Hello space cadets! I’m Commander Roy, and I hope you’ll join me this week as we tell gravity to go to hell and fling ourselves, fragile and tiny, into the depths of space. Today we’ll be travelling to Mars to take a look at the newly released Steam Greenlight game Mars Colony: Frontier, whose release date (Sept 25th, 2015) certainly had nothing to do with the release of the critically successful sci-fi film The Martian (Sept 24th, 2015). But don’t be confused, my little space boys and girls, the two share nothing more than a location and lumpy, potato headed characters.
Now I suppose, to its credit, Mars Colony has ambition. You start off on a small Mars base and have to do missions and acquire materials to survive and improve your interstellar quality of life. Unfortunately, any potential the game may have had is masked under roughly 15 km of clunky menu design, awkward game mechanics, and more crashes than NASCAR. If they released the game this early to cash in on Mars-related hype, then they made a terrible mistake. If this is their finished product, then I hope next time they spend more time in the not finished product phase.
I honestly spent very little time actually playing Mars Colony, but that’s mostly because out of the 20 minutes I played, the game crashed 5 times on me. That’s once every 4 minutes. The first time was because I alt-tabbed (a rookie mistake, I know). The second and third times were because I left the game in fullscreen mode when starting a new game. The fourth time was when I hit “buy” in a shop window. And the fifth time was when I opened a door. After that, I was pretty much done, and the focus of my review changed from “Is this a quality gaming experience?” to “I sure am happy Steam has refunds now.”

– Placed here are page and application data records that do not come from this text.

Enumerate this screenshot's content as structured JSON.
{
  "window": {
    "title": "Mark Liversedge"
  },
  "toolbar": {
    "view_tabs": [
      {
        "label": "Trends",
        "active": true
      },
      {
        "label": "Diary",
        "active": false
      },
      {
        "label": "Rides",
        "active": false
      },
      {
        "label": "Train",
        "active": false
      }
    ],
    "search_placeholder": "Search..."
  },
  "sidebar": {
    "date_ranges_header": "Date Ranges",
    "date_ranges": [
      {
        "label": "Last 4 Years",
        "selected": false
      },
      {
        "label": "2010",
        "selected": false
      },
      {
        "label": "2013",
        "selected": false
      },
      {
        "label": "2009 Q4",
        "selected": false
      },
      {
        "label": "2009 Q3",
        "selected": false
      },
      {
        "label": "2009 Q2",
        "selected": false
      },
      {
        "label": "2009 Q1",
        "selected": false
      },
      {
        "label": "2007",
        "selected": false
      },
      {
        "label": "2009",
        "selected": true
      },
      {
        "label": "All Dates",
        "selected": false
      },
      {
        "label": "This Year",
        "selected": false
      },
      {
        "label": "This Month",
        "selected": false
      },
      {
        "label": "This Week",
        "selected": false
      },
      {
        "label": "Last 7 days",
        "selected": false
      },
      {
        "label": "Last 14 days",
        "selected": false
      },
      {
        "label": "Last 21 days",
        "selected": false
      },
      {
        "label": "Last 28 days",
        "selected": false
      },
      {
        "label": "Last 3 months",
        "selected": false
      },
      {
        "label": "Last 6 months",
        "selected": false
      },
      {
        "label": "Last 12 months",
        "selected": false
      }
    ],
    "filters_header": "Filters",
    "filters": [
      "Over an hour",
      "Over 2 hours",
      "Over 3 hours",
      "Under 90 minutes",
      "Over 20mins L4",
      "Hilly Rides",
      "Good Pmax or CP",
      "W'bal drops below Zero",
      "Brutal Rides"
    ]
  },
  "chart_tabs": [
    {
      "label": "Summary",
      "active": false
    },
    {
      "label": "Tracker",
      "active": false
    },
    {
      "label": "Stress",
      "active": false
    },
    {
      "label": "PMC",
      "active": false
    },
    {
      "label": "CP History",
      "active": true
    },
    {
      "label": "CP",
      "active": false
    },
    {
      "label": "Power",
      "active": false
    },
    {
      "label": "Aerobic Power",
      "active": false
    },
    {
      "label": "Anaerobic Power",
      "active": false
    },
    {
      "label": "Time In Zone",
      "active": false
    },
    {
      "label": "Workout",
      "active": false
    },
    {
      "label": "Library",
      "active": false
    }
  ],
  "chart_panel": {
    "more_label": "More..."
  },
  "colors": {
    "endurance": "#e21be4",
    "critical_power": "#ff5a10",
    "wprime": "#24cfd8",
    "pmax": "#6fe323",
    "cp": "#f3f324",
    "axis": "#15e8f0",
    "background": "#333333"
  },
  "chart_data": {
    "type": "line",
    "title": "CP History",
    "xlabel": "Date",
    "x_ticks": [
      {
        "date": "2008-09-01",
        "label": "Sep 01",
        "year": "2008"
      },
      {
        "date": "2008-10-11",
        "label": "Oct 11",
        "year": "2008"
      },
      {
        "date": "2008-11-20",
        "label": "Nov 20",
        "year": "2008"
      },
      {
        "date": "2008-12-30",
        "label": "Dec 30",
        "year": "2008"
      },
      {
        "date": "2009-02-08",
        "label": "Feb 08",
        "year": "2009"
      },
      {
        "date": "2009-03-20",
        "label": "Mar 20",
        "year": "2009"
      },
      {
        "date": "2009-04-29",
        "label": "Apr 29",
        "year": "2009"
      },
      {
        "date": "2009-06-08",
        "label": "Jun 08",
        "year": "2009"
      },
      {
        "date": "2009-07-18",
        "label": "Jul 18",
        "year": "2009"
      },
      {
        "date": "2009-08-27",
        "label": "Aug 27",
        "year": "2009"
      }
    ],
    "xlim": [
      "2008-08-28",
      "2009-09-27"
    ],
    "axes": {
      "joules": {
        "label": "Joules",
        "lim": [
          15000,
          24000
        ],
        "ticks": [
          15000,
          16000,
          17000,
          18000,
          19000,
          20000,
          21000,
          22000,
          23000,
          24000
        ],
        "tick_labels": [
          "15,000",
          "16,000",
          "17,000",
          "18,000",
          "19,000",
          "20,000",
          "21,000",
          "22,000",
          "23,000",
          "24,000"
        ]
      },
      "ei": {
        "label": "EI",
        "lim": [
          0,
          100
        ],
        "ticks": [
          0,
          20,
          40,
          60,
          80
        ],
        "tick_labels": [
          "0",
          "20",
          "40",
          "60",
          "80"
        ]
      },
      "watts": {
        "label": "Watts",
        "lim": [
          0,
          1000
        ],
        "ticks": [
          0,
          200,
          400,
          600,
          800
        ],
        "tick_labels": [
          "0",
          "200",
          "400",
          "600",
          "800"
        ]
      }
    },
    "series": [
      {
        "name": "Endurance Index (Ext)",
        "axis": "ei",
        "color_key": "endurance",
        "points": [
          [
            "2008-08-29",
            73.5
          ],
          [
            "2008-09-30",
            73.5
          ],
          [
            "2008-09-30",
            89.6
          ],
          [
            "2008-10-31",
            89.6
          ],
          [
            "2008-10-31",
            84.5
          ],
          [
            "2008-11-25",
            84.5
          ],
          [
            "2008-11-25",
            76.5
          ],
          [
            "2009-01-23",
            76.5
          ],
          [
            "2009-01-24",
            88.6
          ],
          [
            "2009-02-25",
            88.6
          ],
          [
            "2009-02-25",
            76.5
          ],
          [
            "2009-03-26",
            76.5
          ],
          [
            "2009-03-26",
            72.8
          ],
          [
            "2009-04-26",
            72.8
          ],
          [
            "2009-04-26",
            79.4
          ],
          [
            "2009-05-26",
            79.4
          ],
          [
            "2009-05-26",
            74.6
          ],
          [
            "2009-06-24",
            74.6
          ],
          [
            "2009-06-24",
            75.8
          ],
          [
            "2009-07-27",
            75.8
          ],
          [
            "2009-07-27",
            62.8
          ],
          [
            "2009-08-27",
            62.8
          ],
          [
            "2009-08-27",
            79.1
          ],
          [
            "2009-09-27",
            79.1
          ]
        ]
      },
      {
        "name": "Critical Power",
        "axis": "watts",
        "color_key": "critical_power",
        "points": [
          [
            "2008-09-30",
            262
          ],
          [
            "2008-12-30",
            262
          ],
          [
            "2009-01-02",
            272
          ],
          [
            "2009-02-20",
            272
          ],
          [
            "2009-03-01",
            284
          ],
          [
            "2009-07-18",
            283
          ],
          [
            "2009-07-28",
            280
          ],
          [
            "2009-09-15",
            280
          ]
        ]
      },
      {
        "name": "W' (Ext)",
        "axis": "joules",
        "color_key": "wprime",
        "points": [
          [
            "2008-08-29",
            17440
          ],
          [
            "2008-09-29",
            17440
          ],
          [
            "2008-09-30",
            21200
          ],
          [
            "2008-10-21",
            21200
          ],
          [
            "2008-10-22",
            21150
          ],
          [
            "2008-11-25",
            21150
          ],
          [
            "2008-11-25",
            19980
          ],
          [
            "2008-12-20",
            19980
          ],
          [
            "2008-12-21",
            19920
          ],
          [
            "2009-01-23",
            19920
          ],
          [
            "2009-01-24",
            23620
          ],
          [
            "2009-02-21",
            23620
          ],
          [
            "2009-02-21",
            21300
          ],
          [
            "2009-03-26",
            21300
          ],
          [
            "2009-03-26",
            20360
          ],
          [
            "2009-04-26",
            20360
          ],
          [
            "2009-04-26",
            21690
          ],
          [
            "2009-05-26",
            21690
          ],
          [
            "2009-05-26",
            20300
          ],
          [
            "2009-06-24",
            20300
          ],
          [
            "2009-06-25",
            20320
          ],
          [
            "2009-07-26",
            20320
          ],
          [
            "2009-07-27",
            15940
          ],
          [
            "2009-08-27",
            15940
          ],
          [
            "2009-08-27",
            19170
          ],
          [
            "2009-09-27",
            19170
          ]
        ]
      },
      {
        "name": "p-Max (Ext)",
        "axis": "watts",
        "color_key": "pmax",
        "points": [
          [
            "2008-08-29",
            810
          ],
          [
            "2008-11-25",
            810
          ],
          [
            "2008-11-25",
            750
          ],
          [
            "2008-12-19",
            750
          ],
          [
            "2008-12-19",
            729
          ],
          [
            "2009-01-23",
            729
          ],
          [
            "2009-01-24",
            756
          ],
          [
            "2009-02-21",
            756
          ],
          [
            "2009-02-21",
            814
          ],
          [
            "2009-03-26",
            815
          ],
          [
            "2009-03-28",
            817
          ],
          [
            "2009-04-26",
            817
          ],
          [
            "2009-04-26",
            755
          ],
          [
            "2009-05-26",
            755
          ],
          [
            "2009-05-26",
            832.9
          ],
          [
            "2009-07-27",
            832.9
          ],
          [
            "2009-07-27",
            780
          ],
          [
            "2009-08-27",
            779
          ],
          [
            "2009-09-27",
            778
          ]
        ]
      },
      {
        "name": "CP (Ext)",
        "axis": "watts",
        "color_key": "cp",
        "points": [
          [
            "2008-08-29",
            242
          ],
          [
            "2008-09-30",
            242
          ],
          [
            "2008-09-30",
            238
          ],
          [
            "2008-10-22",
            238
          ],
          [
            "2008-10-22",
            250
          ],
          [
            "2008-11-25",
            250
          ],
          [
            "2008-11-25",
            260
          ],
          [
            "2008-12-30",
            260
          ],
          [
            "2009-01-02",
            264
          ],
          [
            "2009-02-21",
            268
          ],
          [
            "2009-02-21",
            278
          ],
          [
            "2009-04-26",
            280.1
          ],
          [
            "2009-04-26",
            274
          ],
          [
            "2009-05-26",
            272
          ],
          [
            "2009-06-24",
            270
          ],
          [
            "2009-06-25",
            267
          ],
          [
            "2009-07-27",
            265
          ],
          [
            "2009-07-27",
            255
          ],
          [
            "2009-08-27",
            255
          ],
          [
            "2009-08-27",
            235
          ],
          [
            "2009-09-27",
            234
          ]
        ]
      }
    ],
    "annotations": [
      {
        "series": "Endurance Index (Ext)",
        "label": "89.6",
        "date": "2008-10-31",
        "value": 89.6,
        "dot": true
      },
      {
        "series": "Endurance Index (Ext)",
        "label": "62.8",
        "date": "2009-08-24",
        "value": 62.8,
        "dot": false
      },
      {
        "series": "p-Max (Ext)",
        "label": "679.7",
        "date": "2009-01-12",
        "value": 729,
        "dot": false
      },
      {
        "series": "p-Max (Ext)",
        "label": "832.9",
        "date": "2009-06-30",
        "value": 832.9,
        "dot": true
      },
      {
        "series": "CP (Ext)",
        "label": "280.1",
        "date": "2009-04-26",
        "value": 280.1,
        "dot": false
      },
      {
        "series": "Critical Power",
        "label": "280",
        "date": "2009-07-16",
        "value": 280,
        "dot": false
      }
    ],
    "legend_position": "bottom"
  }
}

But even the time I did spend in-game was unimpressive. “Story Mode” begins with you standing outside of the Mars base with the directive to go inside and talk to the commander. I did (very slowly, since the walk speed is one step above legless), and he told me to go outside again. I picked up one quest, which was just a set of coordinates and a line telling me to “tune the radio.” Nothing was intriguing or grabbing, it was just bland and outdated graphics with nothing compelling story-wise to distract me. If that wasn’t enough, the mere act of walking depletes your stamina bar, quickly reducing you to a snail’s pace, jittering along an empty landscape at the speed of dial-up (it was this that prompted me to try to buy a Mars rover, causing crash number four).
But really, are all of these problems that big of a deal? I mean, the game was only a few bucks after all – someone is bound to get their money’s worth right? Right? Oh wait, never mind, Mars Colony: Frontier costs $10.99. Which (if you’re a console gamer) may not seem like so much, but here’s a list of just a few other games available on Steam for the same price: Terraria, Star Wars Battlefront 1 or 2, Portal, any of the Fallout games, any of the Half-Life games, Knights of the Old Republic 1 or 2, The Beginner’s Guide, Papers, Please, FTL, HuniePop, Psychonauts, The Void, Zeno Clash, Hotline Miami, Duke Nukem 3D, Limbo, and Thomas Was Alone.

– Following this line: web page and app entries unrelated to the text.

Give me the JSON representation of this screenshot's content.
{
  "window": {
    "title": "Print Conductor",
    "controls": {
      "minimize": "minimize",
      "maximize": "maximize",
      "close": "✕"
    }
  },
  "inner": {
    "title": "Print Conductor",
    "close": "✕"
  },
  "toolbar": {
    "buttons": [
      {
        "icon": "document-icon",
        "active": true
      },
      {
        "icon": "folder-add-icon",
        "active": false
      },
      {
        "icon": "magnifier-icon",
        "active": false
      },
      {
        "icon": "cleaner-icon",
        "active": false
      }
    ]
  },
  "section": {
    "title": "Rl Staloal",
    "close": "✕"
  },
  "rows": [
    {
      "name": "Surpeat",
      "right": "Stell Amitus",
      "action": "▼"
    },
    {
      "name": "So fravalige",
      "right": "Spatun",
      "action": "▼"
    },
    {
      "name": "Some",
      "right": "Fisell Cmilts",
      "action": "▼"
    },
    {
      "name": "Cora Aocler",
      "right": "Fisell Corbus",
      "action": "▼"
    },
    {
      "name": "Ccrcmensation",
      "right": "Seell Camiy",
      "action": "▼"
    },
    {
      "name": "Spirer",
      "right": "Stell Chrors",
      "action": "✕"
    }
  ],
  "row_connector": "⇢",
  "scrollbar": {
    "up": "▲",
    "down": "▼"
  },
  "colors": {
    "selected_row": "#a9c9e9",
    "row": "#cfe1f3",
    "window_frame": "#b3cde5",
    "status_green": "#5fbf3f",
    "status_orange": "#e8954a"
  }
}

Bold move Hyper Kat Games, putting yourself up against some of the bestselling and most influential video games of all time when your game can’t make it past the 5 minute mark without seizing up and soiling itself.
Now maybe this is an unfair review. I barely got anywhere in Mars Colony: Frontier (despite my best efforts) and it may bloom into an exciting and dynamic survival game. But if I were a betting man (never tell me the odds) I would put all my money on Mars Colony being an overly ambitious attempt at something beyond the developers capabilities which, while not an evil thing, doesn’t make it a game worth playing. Maybe next time Hyper Kat, but this one just isn’t doing it for me.